[[ Data in this exercise, beginning ]]

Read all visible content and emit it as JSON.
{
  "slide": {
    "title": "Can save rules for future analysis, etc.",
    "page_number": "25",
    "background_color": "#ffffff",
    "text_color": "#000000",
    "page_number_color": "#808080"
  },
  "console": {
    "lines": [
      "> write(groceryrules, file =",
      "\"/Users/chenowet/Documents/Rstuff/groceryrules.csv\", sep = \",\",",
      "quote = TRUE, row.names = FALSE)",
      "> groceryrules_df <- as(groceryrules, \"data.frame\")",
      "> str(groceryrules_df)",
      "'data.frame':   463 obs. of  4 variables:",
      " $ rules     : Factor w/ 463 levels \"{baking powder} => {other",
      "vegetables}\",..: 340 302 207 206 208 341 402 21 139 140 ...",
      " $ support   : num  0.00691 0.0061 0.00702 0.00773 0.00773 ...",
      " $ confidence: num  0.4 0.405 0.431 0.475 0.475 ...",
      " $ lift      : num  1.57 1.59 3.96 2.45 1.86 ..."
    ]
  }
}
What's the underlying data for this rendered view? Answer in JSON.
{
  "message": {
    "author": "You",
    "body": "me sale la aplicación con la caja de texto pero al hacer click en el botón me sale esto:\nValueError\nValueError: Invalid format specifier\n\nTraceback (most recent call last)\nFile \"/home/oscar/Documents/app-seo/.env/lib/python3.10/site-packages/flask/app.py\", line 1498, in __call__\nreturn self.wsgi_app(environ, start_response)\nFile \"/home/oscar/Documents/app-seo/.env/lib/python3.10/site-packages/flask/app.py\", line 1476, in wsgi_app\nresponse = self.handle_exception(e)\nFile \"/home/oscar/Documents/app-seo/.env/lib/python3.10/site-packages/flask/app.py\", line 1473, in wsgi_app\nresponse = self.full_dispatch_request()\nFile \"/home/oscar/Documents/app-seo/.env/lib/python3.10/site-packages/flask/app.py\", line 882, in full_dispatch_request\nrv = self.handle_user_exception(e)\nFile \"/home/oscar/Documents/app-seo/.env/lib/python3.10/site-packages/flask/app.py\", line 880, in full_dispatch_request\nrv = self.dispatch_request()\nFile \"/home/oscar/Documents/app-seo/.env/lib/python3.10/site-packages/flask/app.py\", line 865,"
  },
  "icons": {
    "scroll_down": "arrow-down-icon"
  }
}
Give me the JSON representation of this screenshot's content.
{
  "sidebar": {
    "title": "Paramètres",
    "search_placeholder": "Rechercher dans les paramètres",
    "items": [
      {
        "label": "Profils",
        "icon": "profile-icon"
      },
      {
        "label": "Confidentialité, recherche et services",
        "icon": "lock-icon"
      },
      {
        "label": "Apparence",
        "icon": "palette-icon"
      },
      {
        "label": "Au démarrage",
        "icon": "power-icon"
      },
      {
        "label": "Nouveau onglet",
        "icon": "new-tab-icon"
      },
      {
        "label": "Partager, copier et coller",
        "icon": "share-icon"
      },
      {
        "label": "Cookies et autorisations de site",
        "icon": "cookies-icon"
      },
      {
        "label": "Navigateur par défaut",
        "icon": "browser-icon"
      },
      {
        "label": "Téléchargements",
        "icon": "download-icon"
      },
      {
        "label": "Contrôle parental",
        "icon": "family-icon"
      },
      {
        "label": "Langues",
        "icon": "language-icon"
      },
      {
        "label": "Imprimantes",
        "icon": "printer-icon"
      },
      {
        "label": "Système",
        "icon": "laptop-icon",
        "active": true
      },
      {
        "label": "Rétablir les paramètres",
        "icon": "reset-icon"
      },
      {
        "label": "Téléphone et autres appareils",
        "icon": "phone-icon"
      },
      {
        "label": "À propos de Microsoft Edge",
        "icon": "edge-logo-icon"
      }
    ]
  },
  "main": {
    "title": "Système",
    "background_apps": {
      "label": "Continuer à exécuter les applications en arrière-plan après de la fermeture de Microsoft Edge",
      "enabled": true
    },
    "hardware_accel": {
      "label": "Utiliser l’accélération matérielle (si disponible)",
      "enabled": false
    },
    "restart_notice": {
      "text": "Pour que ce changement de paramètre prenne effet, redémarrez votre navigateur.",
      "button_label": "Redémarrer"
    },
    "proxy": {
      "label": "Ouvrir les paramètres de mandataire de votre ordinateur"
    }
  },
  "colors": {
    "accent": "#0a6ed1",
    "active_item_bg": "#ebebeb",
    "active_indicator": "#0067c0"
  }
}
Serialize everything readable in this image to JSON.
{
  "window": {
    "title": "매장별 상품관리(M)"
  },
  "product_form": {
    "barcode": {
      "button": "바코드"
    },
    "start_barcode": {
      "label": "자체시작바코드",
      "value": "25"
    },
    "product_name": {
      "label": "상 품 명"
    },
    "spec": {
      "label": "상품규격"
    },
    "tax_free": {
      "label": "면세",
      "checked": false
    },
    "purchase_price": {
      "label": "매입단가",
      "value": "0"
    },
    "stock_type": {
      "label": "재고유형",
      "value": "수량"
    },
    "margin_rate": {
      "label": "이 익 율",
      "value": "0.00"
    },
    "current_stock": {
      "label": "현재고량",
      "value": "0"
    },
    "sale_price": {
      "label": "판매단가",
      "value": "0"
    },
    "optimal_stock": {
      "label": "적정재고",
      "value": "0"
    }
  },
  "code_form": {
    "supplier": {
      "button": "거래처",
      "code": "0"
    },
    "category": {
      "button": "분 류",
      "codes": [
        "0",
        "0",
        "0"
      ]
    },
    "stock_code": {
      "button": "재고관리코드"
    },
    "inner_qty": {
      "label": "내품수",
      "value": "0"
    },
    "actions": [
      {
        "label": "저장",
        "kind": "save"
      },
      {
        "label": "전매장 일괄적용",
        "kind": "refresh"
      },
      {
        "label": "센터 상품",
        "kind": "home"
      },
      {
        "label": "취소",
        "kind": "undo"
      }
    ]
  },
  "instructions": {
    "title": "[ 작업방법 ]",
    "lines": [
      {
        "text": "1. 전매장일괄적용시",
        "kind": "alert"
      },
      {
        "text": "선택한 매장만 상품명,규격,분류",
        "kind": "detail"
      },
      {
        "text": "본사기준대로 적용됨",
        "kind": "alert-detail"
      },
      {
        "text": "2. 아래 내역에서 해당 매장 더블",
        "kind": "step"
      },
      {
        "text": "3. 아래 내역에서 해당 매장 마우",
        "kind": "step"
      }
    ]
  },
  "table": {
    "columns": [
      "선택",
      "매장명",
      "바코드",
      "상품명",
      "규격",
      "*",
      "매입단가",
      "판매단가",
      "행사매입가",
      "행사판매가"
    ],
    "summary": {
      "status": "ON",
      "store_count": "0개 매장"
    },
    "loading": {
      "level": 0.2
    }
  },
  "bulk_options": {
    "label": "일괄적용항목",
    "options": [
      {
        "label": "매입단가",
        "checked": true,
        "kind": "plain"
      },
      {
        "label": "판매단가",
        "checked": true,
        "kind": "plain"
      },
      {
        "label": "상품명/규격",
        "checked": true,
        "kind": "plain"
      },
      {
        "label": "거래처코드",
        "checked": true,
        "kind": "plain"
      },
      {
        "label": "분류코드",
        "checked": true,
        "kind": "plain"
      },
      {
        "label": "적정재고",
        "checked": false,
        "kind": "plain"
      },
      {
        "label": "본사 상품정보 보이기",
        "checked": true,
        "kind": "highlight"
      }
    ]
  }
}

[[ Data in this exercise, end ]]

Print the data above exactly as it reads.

Read all visible content and emit it as JSON.
{
  "slide": {
    "title": "Can save rules for future analysis, etc.",
    "page_number": "25",
    "background_color": "#ffffff",
    "text_color": "#000000",
    "page_number_color": "#808080"
  },
  "console": {
    "lines": [
      "> write(groceryrules, file =",
      "\"/Users/chenowet/Documents/Rstuff/groceryrules.csv\", sep = \",\",",
      "quote = TRUE, row.names = FALSE)",
      "> groceryrules_df <- as(groceryrules, \"data.frame\")",
      "> str(groceryrules_df)",
      "'data.frame':   463 obs. of  4 variables:",
      " $ rules     : Factor w/ 463 levels \"{baking powder} => {other",
      "vegetables}\",..: 340 302 207 206 208 341 402 21 139 140 ...",
      " $ support   : num  0.00691 0.0061 0.00702 0.00773 0.00773 ...",
      " $ confidence: num  0.4 0.405 0.431 0.475 0.475 ...",
      " $ lift      : num  1.57 1.59 3.96 2.45 1.86 ..."
    ]
  }
}
What's the underlying data for this rendered view? Answer in JSON.
{
  "message": {
    "author": "You",
    "body": "me sale la aplicación con la caja de texto pero al hacer click en el botón me sale esto:\nValueError\nValueError: Invalid format specifier\n\nTraceback (most recent call last)\nFile \"/home/oscar/Documents/app-seo/.env/lib/python3.10/site-packages/flask/app.py\", line 1498, in __call__\nreturn self.wsgi_app(environ, start_response)\nFile \"/home/oscar/Documents/app-seo/.env/lib/python3.10/site-packages/flask/app.py\", line 1476, in wsgi_app\nresponse = self.handle_exception(e)\nFile \"/home/oscar/Documents/app-seo/.env/lib/python3.10/site-packages/flask/app.py\", line 1473, in wsgi_app\nresponse = self.full_dispatch_request()\nFile \"/home/oscar/Documents/app-seo/.env/lib/python3.10/site-packages/flask/app.py\", line 882, in full_dispatch_request\nrv = self.handle_user_exception(e)\nFile \"/home/oscar/Documents/app-seo/.env/lib/python3.10/site-packages/flask/app.py\", line 880, in full_dispatch_request\nrv = self.dispatch_request()\nFile \"/home/oscar/Documents/app-seo/.env/lib/python3.10/site-packages/flask/app.py\", line 865,"
  },
  "icons": {
    "scroll_down": "arrow-down-icon"
  }
}
Give me the JSON representation of this screenshot's content.
{
  "sidebar": {
    "title": "Paramètres",
    "search_placeholder": "Rechercher dans les paramètres",
    "items": [
      {
        "label": "Profils",
        "icon": "profile-icon"
      },
      {
        "label": "Confidentialité, recherche et services",
        "icon": "lock-icon"
      },
      {
        "label": "Apparence",
        "icon": "palette-icon"
      },
      {
        "label": "Au démarrage",
        "icon": "power-icon"
      },
      {
        "label": "Nouveau onglet",
        "icon": "new-tab-icon"
      },
      {
        "label": "Partager, copier et coller",
        "icon": "share-icon"
      },
      {
        "label": "Cookies et autorisations de site",
        "icon": "cookies-icon"
      },
      {
        "label": "Navigateur par défaut",
        "icon": "browser-icon"
      },
      {
        "label": "Téléchargements",
        "icon": "download-icon"
      },
      {
        "label": "Contrôle parental",
        "icon": "family-icon"
      },
      {
        "label": "Langues",
        "icon": "language-icon"
      },
      {
        "label": "Imprimantes",
        "icon": "printer-icon"
      },
      {
        "label": "Système",
        "icon": "laptop-icon",
        "active": true
      },
      {
        "label": "Rétablir les paramètres",
        "icon": "reset-icon"
      },
      {
        "label": "Téléphone et autres appareils",
        "icon": "phone-icon"
      },
      {
        "label": "À propos de Microsoft Edge",
        "icon": "edge-logo-icon"
      }
    ]
  },
  "main": {
    "title": "Système",
    "background_apps": {
      "label": "Continuer à exécuter les applications en arrière-plan après de la fermeture de Microsoft Edge",
      "enabled": true
    },
    "hardware_accel": {
      "label": "Utiliser l’accélération matérielle (si disponible)",
      "enabled": false
    },
    "restart_notice": {
      "text": "Pour que ce changement de paramètre prenne effet, redémarrez votre navigateur.",
      "button_label": "Redémarrer"
    },
    "proxy": {
      "label": "Ouvrir les paramètres de mandataire de votre ordinateur"
    }
  },
  "colors": {
    "accent": "#0a6ed1",
    "active_item_bg": "#ebebeb",
    "active_indicator": "#0067c0"
  }
}
Serialize everything readable in this image to JSON.
{
  "window": {
    "title": "매장별 상품관리(M)"
  },
  "product_form": {
    "barcode": {
      "button": "바코드"
    },
    "start_barcode": {
      "label": "자체시작바코드",
      "value": "25"
    },
    "product_name": {
      "label": "상 품 명"
    },
    "spec": {
      "label": "상품규격"
    },
    "tax_free": {
      "label": "면세",
      "checked": false
    },
    "purchase_price": {
      "label": "매입단가",
      "value": "0"
    },
    "stock_type": {
      "label": "재고유형",
      "value": "수량"
    },
    "margin_rate": {
      "label": "이 익 율",
      "value": "0.00"
    },
    "current_stock": {
      "label": "현재고량",
      "value": "0"
    },
    "sale_price": {
      "label": "판매단가",
      "value": "0"
    },
    "optimal_stock": {
      "label": "적정재고",
      "value": "0"
    }
  },
  "code_form": {
    "supplier": {
      "button": "거래처",
      "code": "0"
    },
    "category": {
      "button": "분 류",
      "codes": [
        "0",
        "0",
        "0"
      ]
    },
    "stock_code": {
      "button": "재고관리코드"
    },
    "inner_qty": {
      "label": "내품수",
      "value": "0"
    },
    "actions": [
      {
        "label": "저장",
        "kind": "save"
      },
      {
        "label": "전매장 일괄적용",
        "kind": "refresh"
      },
      {
        "label": "센터 상품",
        "kind": "home"
      },
      {
        "label": "취소",
        "kind": "undo"
      }
    ]
  },
  "instructions": {
    "title": "[ 작업방법 ]",
    "lines": [
      {
        "text": "1. 전매장일괄적용시",
        "kind": "alert"
      },
      {
        "text": "선택한 매장만 상품명,규격,분류",
        "kind": "detail"
      },
      {
        "text": "본사기준대로 적용됨",
        "kind": "alert-detail"
      },
      {
        "text": "2. 아래 내역에서 해당 매장 더블",
        "kind": "step"
      },
      {
        "text": "3. 아래 내역에서 해당 매장 마우",
        "kind": "step"
      }
    ]
  },
  "table": {
    "columns": [
      "선택",
      "매장명",
      "바코드",
      "상품명",
      "규격",
      "*",
      "매입단가",
      "판매단가",
      "행사매입가",
      "행사판매가"
    ],
    "summary": {
      "status": "ON",
      "store_count": "0개 매장"
    },
    "loading": {
      "level": 0.2
    }
  },
  "bulk_options": {
    "label": "일괄적용항목",
    "options": [
      {
        "label": "매입단가",
        "checked": true,
        "kind": "plain"
      },
      {
        "label": "판매단가",
        "checked": true,
        "kind": "plain"
      },
      {
        "label": "상품명/규격",
        "checked": true,
        "kind": "plain"
      },
      {
        "label": "거래처코드",
        "checked": true,
        "kind": "plain"
      },
      {
        "label": "분류코드",
        "checked": true,
        "kind": "plain"
      },
      {
        "label": "적정재고",
        "checked": false,
        "kind": "plain"
      },
      {
        "label": "본사 상품정보 보이기",
        "checked": true,
        "kind": "highlight"
      }
    ]
  }
}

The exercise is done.